It's a little known fact that I used to be a high school animation teacher. After attending the Emily Carr University of Art and Design and obtaining a Bachelor of Media Arts with a degree in Film Animation in 2001, I decided to go back to school and get a Bachelor of Education from the University of British Columbia. I thought teaching was a good idea because after graduating from animation school I had taught some animation courses at an art school for kids and I really liked teaching and found it really rewarding. Also I was finding it difficult to find a job in the animation industry after 911. The whole story is actually highlighted in my 2007 animation Yellow Sticky Notes.
I eventually got a job teaching high school computer animation and info tech for a couple years but moved on to teaching college level classical animation at a technical art college. I was the senior classical animation instructor and taught full time and part time for over 4 years before I started filmmaking full time. I liked teaching because I was still able to find time to make films and it was a great way to supplement my income while I built up my filmmaking skills and resources to the point I could do it on a full time basis. In 2009, I quite teaching and started focusing on filmmaking full time.
Thus, teaching has always been in my blood...which is why I devote many days of the year to teaching youth animation workshops and lecturing at universities across North America. I think it's very important to always give back and inspire a future generation of animators through talks, screenings, and workshops. Teaching animation workshops is a perfect way to combine my love of animation with my love of teaching.
Recently, I conducted a trial run of the first ever Yellow Sticky Notes - Youth Anijam Workshop. An ‘anijam’ is a collaborative animation where various animators each create an individual animated segment that all link together to make one larger film. The ‘anijam’ has students working together by creating a larger animated film, which is constructed using all the student's work. The ‘anijam’ was coined by legendary animator, Marv Newland, who created the 1984 animated film, Anijam.
There were actually two workshops. The workshops took place on August 9th, 2013 in picturesque West Vancouver, Canada and was organized and commissioned by the Harmony Arts Festival. The first workshop in the morning was for younger kids aged 6 to 12 early but it was only two hours and there were twelve students so I felt the results were a bit rushed to post their video. The second workshop was in the afternoon and had five students participate aged 12 to 14. I was extremely impressed by the work done in the second afternoon workshop of older students.

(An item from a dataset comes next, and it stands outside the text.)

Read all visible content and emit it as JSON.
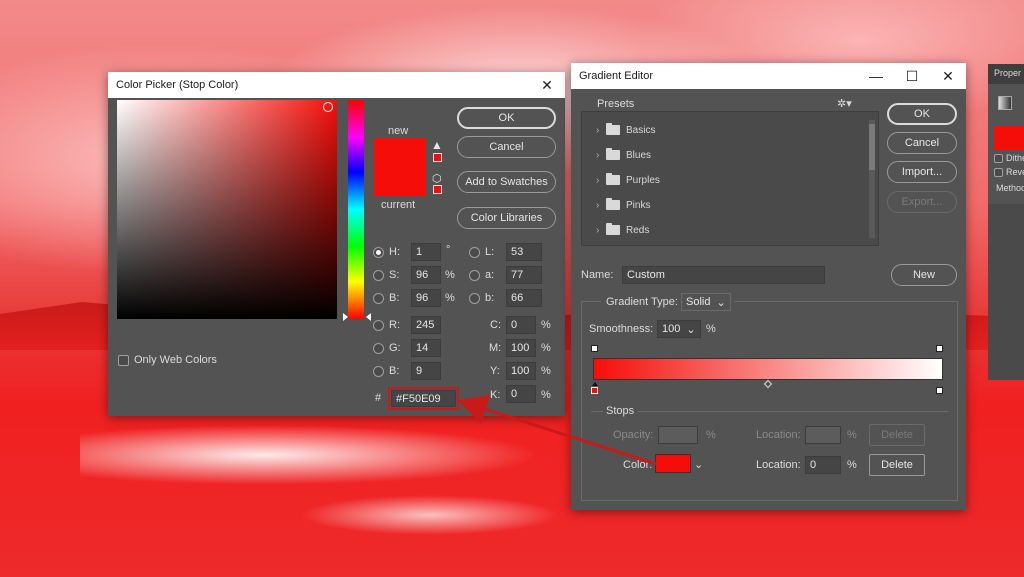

The 12 to 14 year old workshop was 3 hours in duration and smaller in size. So this made it much more interactive and I could work more one on one with the students. For the first hour I taught the students the principles of animation and how to create classical animation using sticky notes. During the last two hours, students created their animations on 4x6 inch Post-it Notes using nothing but a black pen and then captured their drawings into the computer for editing. This was a trail run for The Yellow Sticky Notes Project, a series of anijam workshops across Canada and the world. For only having 2 hours to animate and an hour to learn how to do it, their talent for animating blew me away. I've posted the video below to show you what they accomplished in such a short amount of time!
What we're hoping to do is to use all revenue created by my latest short collaborative animated film, Yellow Sticky Notes I Canadian Anijam, to create a program that helps inspire youth to express their creativity using classical animation. This will be done through free animation workshops across Canada in conjunction with youth film festivals and other children events. A foundation called the Yellow Sticky Notes Project will be established to administer the animation workshop funds to respectable organizations and qualified professional animation instructors.
As well, all efforts will be made to organize future Yellow Sticky Notes Anijams internationally with acclaimed independent animators, organized by various countries, with the hopes to inspire the children and youth around the world to explore the medium of classical animation through expressive and experimental animated art making.
Please leave comments on your thoughts about this and any advice you may have. If you’d like to donate to help bring the Yellow Sticky Notes Project to life, please contact me at info[at]meditatingbunny[dot]com
Thanks for reading and please subscribe for updates on future blog posts and uploaded videos to my WebTV. Please enjoy the animation video I put together of the student's work! Thanks!